HR.2349, The Veterans’ Second Amendment Protection Act
Federal law establishes several categories of persons who are restrictedfrom possessing firearms and ammunition. Theoretically, the purpose of this legislation is to keep guns out of the hands of irresponsible persons. It is obvious that persons with criminal intent will obtain and use a gun regardless of the law. The true result of the law is that it makes gun ownership and use more difficult for responsible persons.
Among the categories of restricted persons is for those who have beenadjudicated mentally incompetent. Congress wanted to ensure that rights are protected through due process of law and that only after appropriate evidence is presented and a judge is satisfied that an individual is incapable of making appropriate decisions regarding the use of a firearm should his rights be forfeited.
The Veterans Administration (VA) has an egregious policy of submitting names of veterans to the FBI for inclusion in the NICS (National Instant Criminal Background Check System) firearms purchaser background check database when this reporting is unjustified and without due process. For example, the VA has been submitting the names of veterans who have a fiduciary appointed to manage their financial affairs as "mental defectives" who are then permanently prohibited from possessing or having access to firearms and ammunition.
The VA’s disgraceful practice is a purely bureaucratic decision – not a judicial one as required by the law! It does nothing to protect the veteran’s rights. It only punishes honorable men and women whose only crime was to volunteer to serve their country. It is a shameful assault on the veteran as well as on the intent of Congress.

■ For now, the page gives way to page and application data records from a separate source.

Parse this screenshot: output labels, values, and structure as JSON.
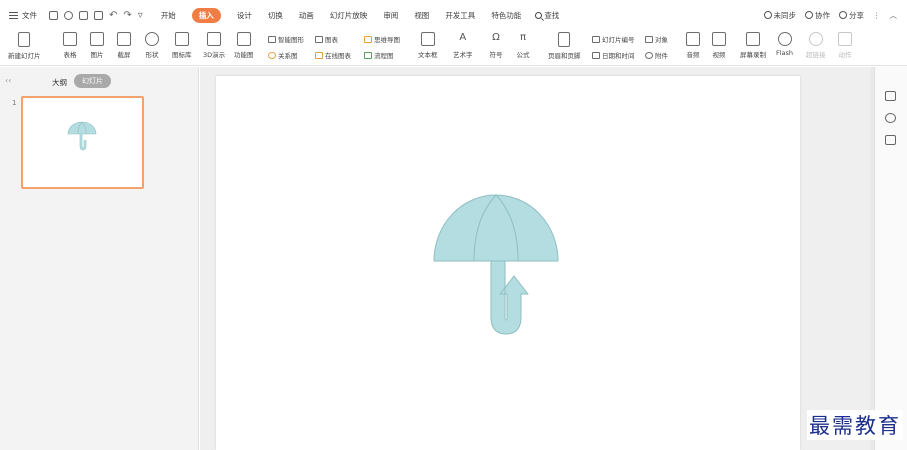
{
  "menu": {
    "file": "文件",
    "tabs": [
      "开始",
      "插入",
      "设计",
      "切换",
      "动画",
      "幻灯片放映",
      "审阅",
      "视图",
      "开发工具",
      "特色功能"
    ],
    "active_tab": "插入",
    "search": "查找"
  },
  "header_right": {
    "sync": "未同步",
    "collaborate": "协作",
    "share": "分享"
  },
  "ribbon": {
    "new_slide": "新建幻灯片",
    "table": "表格",
    "picture": "图片",
    "screenshot": "截屏",
    "shape": "形状",
    "icon_lib": "图标库",
    "demo3d": "3D演示",
    "func_chart": "功能图",
    "smart_art": "智能图形",
    "chart": "图表",
    "relation": "关系图",
    "online_chart": "在线图表",
    "mind_map": "思维导图",
    "flowchart": "流程图",
    "textbox": "文本框",
    "art_text": "艺术字",
    "symbol": "符号",
    "formula": "公式",
    "header_footer": "页眉和页脚",
    "slide_number": "幻灯片编号",
    "object": "对象",
    "date_time": "日期和时间",
    "attachment": "附件",
    "audio": "音频",
    "video": "视频",
    "screen_record": "屏幕录制",
    "flash": "Flash",
    "hyperlink": "超链接",
    "action": "动作"
  },
  "panel": {
    "outline_tab": "大纲",
    "slides_tab": "幻灯片",
    "slide_number": "1"
  },
  "colors": {
    "accent": "#f17d45",
    "umbrella_fill": "#b3dde0",
    "umbrella_stroke": "#8fbec3"
  },
  "watermark": "最需教育"
}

It is not uncommon for a veteran with minor memory issues or problems such as compulsive buying or gambling to have themselves declared mentally incompetent to manage their own affairs and turn over control of their financial affairs to a spouse or relative to manage for them. Even if such an arrangement and diagnoses is temporary — such as in the case of a severely wounded veteran undergoing long-term rehabilitation or comatose patients — once the name is submitted to NICS, it is virtually impossible for them to ever regain right to arms.
The VA’s hostile policy has cause irreparable and unjustified harm to America’s war veterans. It must be stopped. The damage must be reversed immediately.

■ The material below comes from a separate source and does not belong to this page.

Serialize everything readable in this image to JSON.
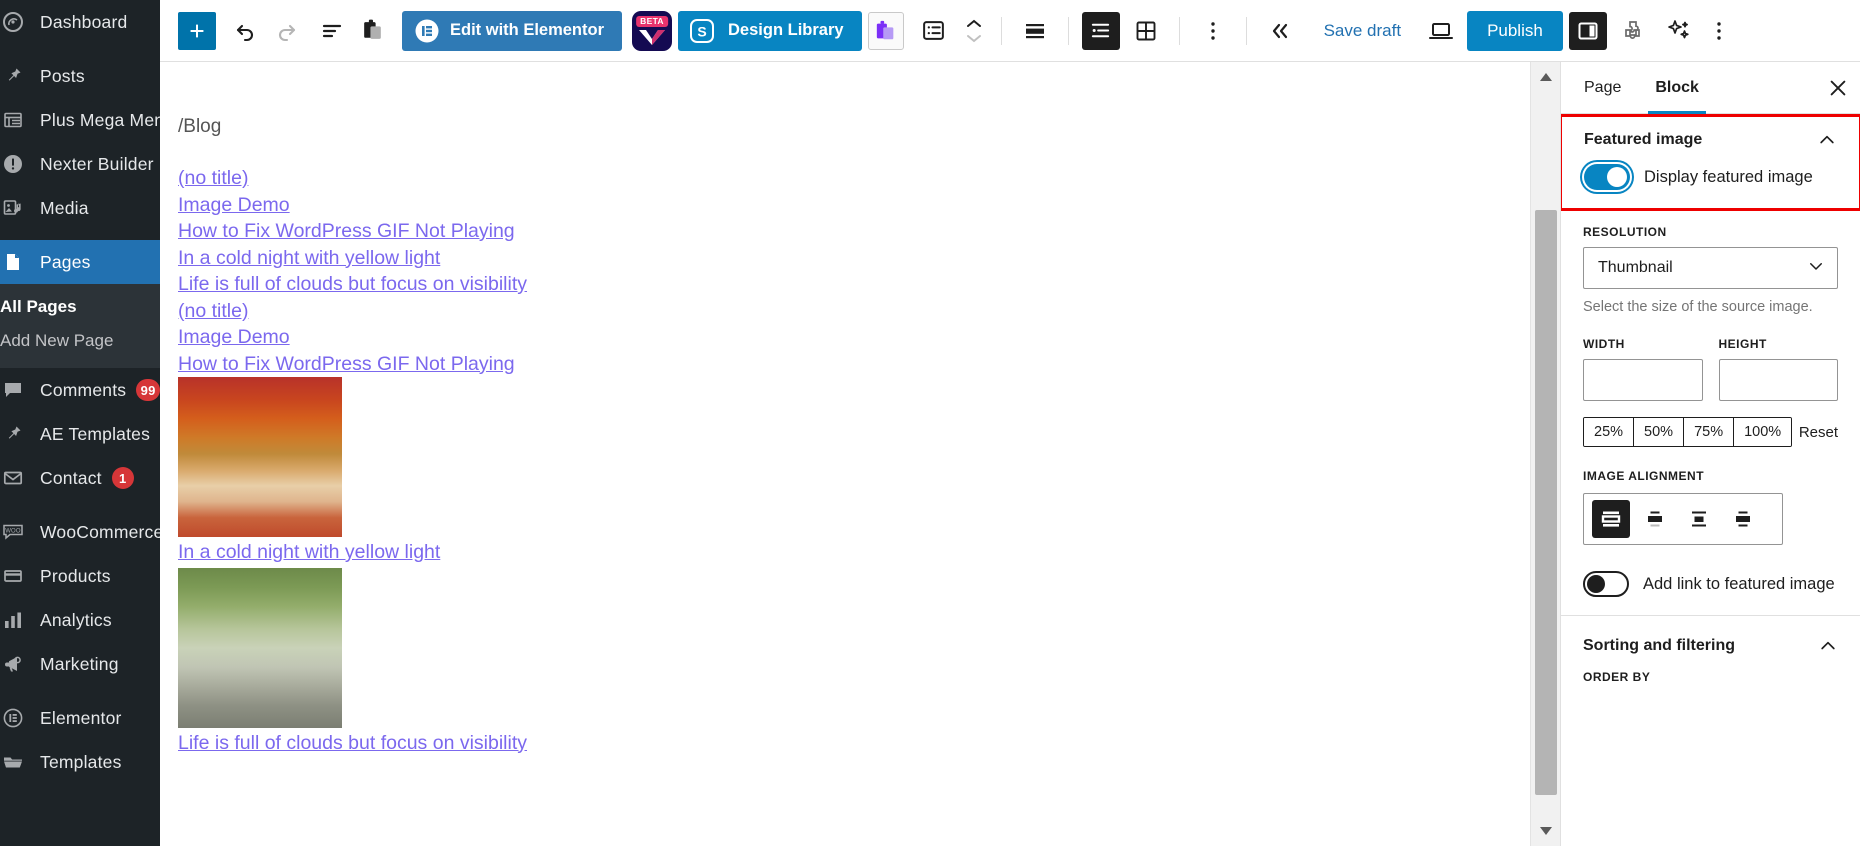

Appropriate legislation has been languishing in both houses of Congress for several years in spite of bi-partisan efforts to get it moving. Congress, therefore, is at least as culpable as are the nameless VA bureaucrats.

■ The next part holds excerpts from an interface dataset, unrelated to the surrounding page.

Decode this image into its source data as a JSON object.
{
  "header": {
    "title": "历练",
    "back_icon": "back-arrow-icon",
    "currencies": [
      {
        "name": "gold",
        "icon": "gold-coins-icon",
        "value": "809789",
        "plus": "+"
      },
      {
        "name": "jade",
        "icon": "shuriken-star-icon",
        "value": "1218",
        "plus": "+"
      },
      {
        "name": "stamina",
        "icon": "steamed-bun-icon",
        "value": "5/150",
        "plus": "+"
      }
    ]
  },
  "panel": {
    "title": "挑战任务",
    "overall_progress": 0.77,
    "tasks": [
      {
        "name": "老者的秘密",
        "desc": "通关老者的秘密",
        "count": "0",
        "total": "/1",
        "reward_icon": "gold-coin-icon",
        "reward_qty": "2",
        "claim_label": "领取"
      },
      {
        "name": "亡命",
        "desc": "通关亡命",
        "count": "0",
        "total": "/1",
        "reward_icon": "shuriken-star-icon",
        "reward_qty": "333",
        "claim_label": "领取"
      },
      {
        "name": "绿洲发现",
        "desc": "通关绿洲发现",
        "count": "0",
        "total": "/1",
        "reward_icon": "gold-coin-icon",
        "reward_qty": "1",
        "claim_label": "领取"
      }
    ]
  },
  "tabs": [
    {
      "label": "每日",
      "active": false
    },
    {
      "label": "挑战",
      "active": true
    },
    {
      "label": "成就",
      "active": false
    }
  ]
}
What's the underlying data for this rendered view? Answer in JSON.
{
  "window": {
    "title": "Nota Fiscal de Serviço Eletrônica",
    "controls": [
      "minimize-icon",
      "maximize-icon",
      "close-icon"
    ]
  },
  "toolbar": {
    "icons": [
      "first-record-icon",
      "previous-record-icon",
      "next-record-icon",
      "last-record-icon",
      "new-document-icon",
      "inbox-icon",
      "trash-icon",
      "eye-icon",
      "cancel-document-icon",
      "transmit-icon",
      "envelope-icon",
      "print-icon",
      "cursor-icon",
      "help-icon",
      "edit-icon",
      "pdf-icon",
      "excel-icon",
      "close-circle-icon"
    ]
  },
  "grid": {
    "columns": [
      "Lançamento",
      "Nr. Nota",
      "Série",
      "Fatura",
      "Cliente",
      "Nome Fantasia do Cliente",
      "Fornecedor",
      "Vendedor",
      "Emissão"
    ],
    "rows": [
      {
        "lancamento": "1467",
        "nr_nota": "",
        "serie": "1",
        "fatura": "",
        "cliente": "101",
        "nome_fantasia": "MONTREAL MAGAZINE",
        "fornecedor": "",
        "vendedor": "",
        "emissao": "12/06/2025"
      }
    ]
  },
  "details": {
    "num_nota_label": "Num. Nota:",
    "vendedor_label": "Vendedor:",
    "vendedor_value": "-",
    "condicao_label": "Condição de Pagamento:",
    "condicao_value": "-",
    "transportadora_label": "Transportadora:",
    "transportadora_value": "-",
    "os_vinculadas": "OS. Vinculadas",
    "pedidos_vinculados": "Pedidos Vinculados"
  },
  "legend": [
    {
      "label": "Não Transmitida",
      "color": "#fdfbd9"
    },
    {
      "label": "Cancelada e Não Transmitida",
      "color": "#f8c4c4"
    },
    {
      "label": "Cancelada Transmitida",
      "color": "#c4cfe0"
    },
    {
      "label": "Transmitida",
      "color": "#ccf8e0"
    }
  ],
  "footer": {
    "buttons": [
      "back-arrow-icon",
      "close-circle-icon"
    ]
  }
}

Last week, the House passed HR.2349 which contains language which is a small step toward repairing this assault on our veterans. The Veterans' Second Amendment Protection Act specifies that only veterans who have been adjudicated to be a danger to themselves or others are to be submitted for inclusion in the NICS database. This simple adjustment could restore firearms rights to as many as 100,000 veterans who have had their names unreasonably submitted to NICS.